→ Data extracts:
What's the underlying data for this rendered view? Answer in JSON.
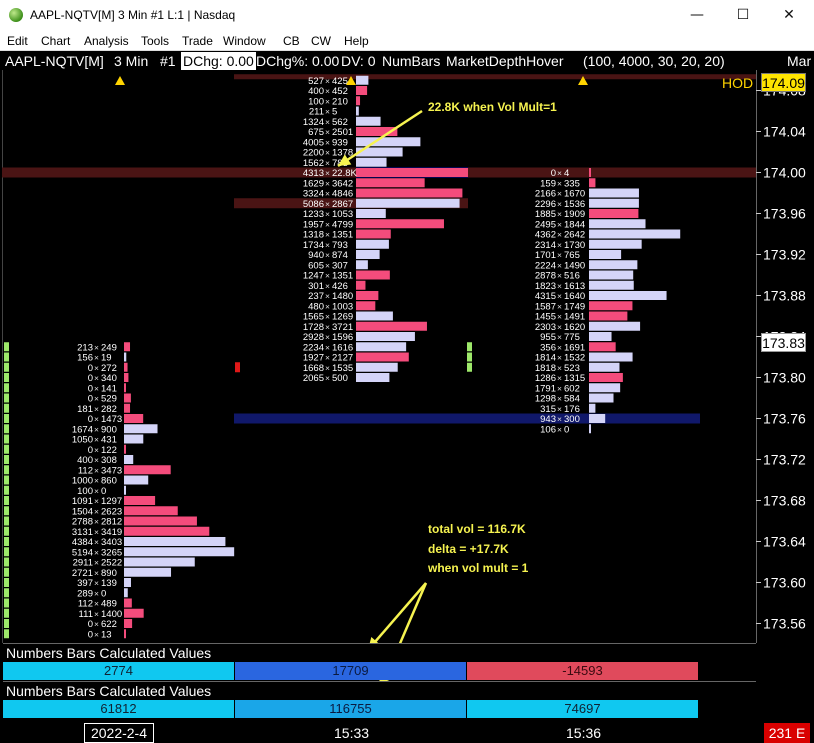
{
  "window": {
    "title": "AAPL-NQTV[M]  3 Min  #1 L:1 | Nasdaq",
    "minimize": "—",
    "maximize": "☐",
    "close": "✕"
  },
  "menu": [
    "Edit",
    "Chart",
    "Analysis",
    "Tools",
    "Trade",
    "Window",
    "CB",
    "CW",
    "Help"
  ],
  "infobar": {
    "symbol": "AAPL-NQTV[M]",
    "interval": "3 Min",
    "chart_num": "#1",
    "dchg": "DChg: 0.00",
    "dchg_pct": "DChg%: 0.00",
    "dv": "DV: 0",
    "study": "NumBars",
    "study2": "MarketDepthHover",
    "params": "(100, 4000, 30, 20, 20)",
    "trailing": "Mar"
  },
  "price_axis": {
    "labels": [
      "174.08",
      "174.04",
      "174.00",
      "173.96",
      "173.92",
      "173.88",
      "173.84",
      "173.80",
      "173.76",
      "173.72",
      "173.68",
      "173.64",
      "173.60",
      "173.56"
    ],
    "hod_label": "HOD",
    "hod_price": "174.09",
    "current_price": "173.83"
  },
  "colors": {
    "ask_bar": "#f44c7c",
    "bid_bar": "#d4d4f8",
    "poc_row": "#4a1414",
    "blue_row": "#0a0aa0",
    "navy_row": "#10186a",
    "cyan": "#10c8f0",
    "blue": "#2a66e0",
    "red": "#e04a5c",
    "green": "#9ee86a",
    "marker": "#ffd400"
  },
  "chart_data": {
    "type": "table",
    "price_step": 0.01,
    "bars": [
      {
        "time": "2022-2-4",
        "top_price": 173.83,
        "rows": [
          [
            "213",
            "249"
          ],
          [
            "156",
            "19"
          ],
          [
            "0",
            "272"
          ],
          [
            "0",
            "340"
          ],
          [
            "0",
            "141"
          ],
          [
            "0",
            "529"
          ],
          [
            "181",
            "282"
          ],
          [
            "0",
            "1473"
          ],
          [
            "1674",
            "900"
          ],
          [
            "1050",
            "431"
          ],
          [
            "0",
            "122"
          ],
          [
            "400",
            "308"
          ],
          [
            "112",
            "3473"
          ],
          [
            "1000",
            "860"
          ],
          [
            "100",
            "0"
          ],
          [
            "1091",
            "1297"
          ],
          [
            "1504",
            "2623"
          ],
          [
            "2788",
            "2812"
          ],
          [
            "3131",
            "3419"
          ],
          [
            "4384",
            "3403"
          ],
          [
            "5194",
            "3265"
          ],
          [
            "2911",
            "2522"
          ],
          [
            "2721",
            "890"
          ],
          [
            "397",
            "139"
          ],
          [
            "289",
            "0"
          ],
          [
            "112",
            "489"
          ],
          [
            "111",
            "1400"
          ],
          [
            "0",
            "622"
          ],
          [
            "0",
            "13"
          ]
        ]
      },
      {
        "time": "15:33",
        "top_price": 174.09,
        "rows": [
          [
            "527",
            "425"
          ],
          [
            "400",
            "452"
          ],
          [
            "100",
            "210"
          ],
          [
            "211",
            "5"
          ],
          [
            "1324",
            "562"
          ],
          [
            "675",
            "2501"
          ],
          [
            "4005",
            "939"
          ],
          [
            "2200",
            "1378"
          ],
          [
            "1562",
            "783"
          ],
          [
            "4313",
            "22.8K"
          ],
          [
            "1629",
            "3642"
          ],
          [
            "3324",
            "4846"
          ],
          [
            "5086",
            "2867"
          ],
          [
            "1233",
            "1053"
          ],
          [
            "1957",
            "4799"
          ],
          [
            "1318",
            "1351"
          ],
          [
            "1734",
            "793"
          ],
          [
            "940",
            "874"
          ],
          [
            "605",
            "307"
          ],
          [
            "1247",
            "1351"
          ],
          [
            "301",
            "426"
          ],
          [
            "237",
            "1480"
          ],
          [
            "480",
            "1003"
          ],
          [
            "1565",
            "1269"
          ],
          [
            "1728",
            "3721"
          ],
          [
            "2928",
            "1596"
          ],
          [
            "2234",
            "1616"
          ],
          [
            "1927",
            "2127"
          ],
          [
            "1668",
            "1535"
          ],
          [
            "2065",
            "500"
          ]
        ]
      },
      {
        "time": "15:36",
        "top_price": 174.0,
        "rows": [
          [
            "0",
            "4"
          ],
          [
            "159",
            "335"
          ],
          [
            "2166",
            "1670"
          ],
          [
            "2296",
            "1536"
          ],
          [
            "1885",
            "1909"
          ],
          [
            "2495",
            "1844"
          ],
          [
            "4362",
            "2642"
          ],
          [
            "2314",
            "1730"
          ],
          [
            "1701",
            "765"
          ],
          [
            "2224",
            "1490"
          ],
          [
            "2878",
            "516"
          ],
          [
            "1823",
            "1613"
          ],
          [
            "4315",
            "1640"
          ],
          [
            "1587",
            "1749"
          ],
          [
            "1455",
            "1491"
          ],
          [
            "2303",
            "1620"
          ],
          [
            "955",
            "775"
          ],
          [
            "356",
            "1691"
          ],
          [
            "1814",
            "1532"
          ],
          [
            "1818",
            "523"
          ],
          [
            "1286",
            "1315"
          ],
          [
            "1791",
            "602"
          ],
          [
            "1298",
            "584"
          ],
          [
            "315",
            "176"
          ],
          [
            "943",
            "300"
          ],
          [
            "106",
            "0"
          ]
        ]
      }
    ]
  },
  "annotations": {
    "vol_mult_note": "22.8K when Vol Mult=1",
    "total_vol": "total vol = 116.7K",
    "delta": "delta = +17.7K",
    "vol_mult": "when vol mult = 1"
  },
  "numbers_bars": {
    "title1": "Numbers Bars Calculated Values",
    "title2": "Numbers Bars Calculated Values",
    "row1": [
      "2774",
      "17709",
      "-14593"
    ],
    "row2": [
      "61812",
      "116755",
      "74697"
    ]
  },
  "x_axis": {
    "date": "2022-2-4",
    "t1": "15:33",
    "t2": "15:36",
    "badge": "231 E"
  }
}
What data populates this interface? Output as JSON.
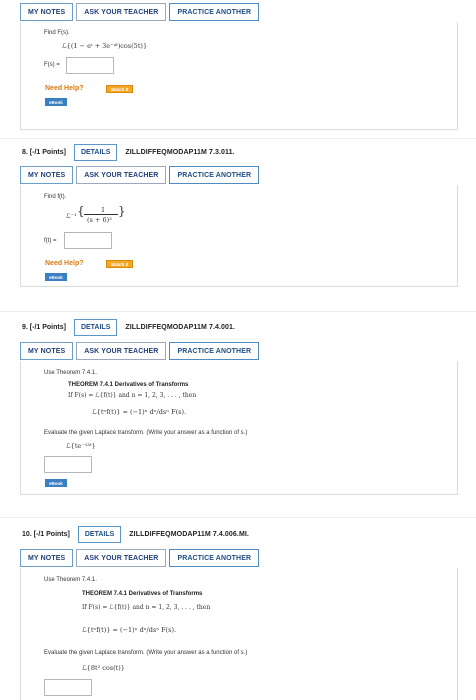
{
  "buttons": {
    "my_notes": "MY NOTES",
    "ask_teacher": "ASK YOUR TEACHER",
    "practice": "PRACTICE ANOTHER",
    "details": "DETAILS"
  },
  "help": {
    "need_help": "Need Help?",
    "watch": "Watch It",
    "ebook": "eBook"
  },
  "q7": {
    "instruction": "Find F(s).",
    "expression": "ℒ{(1 − eᵗ + 3e⁻⁴ᵗ)cos(5t)}",
    "answer_label": "F(s) ="
  },
  "q8": {
    "number": "8. [-/1 Points]",
    "id": "ZILLDIFFEQMODAP11M 7.3.011.",
    "instruction": "Find f(t).",
    "op": "ℒ⁻¹",
    "numerator": "1",
    "denominator": "(s + 6)³",
    "answer_label": "f(t) ="
  },
  "q9": {
    "number": "9. [-/1 Points]",
    "id": "ZILLDIFFEQMODAP11M 7.4.001.",
    "use": "Use Theorem 7.4.1.",
    "theorem_title": "THEOREM 7.4.1  Derivatives of Transforms",
    "theorem_line": "If F(s) = ℒ{f(t)} and n = 1, 2, 3, . . . , then",
    "formula": "ℒ{tⁿf(t)} = (−1)ⁿ dⁿ/dsⁿ F(s).",
    "evaluate": "Evaluate the given Laplace transform. (Write your answer as a function of s.)",
    "expression": "ℒ{te⁻¹³ᵗ}"
  },
  "q10": {
    "number": "10. [-/1 Points]",
    "id": "ZILLDIFFEQMODAP11M 7.4.006.MI.",
    "use": "Use Theorem 7.4.1.",
    "theorem_title": "THEOREM 7.4.1  Derivatives of Transforms",
    "theorem_line": "If F(s) = ℒ{f(t)} and n = 1, 2, 3, . . . , then",
    "formula": "ℒ{tⁿf(t)} = (−1)ⁿ dⁿ/dsⁿ F(s).",
    "evaluate": "Evaluate the given Laplace transform. (Write your answer as a function of s.)",
    "expression": "ℒ{8t² cos(t)}"
  }
}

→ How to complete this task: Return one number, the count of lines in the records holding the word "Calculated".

→ Response to this exercise: 2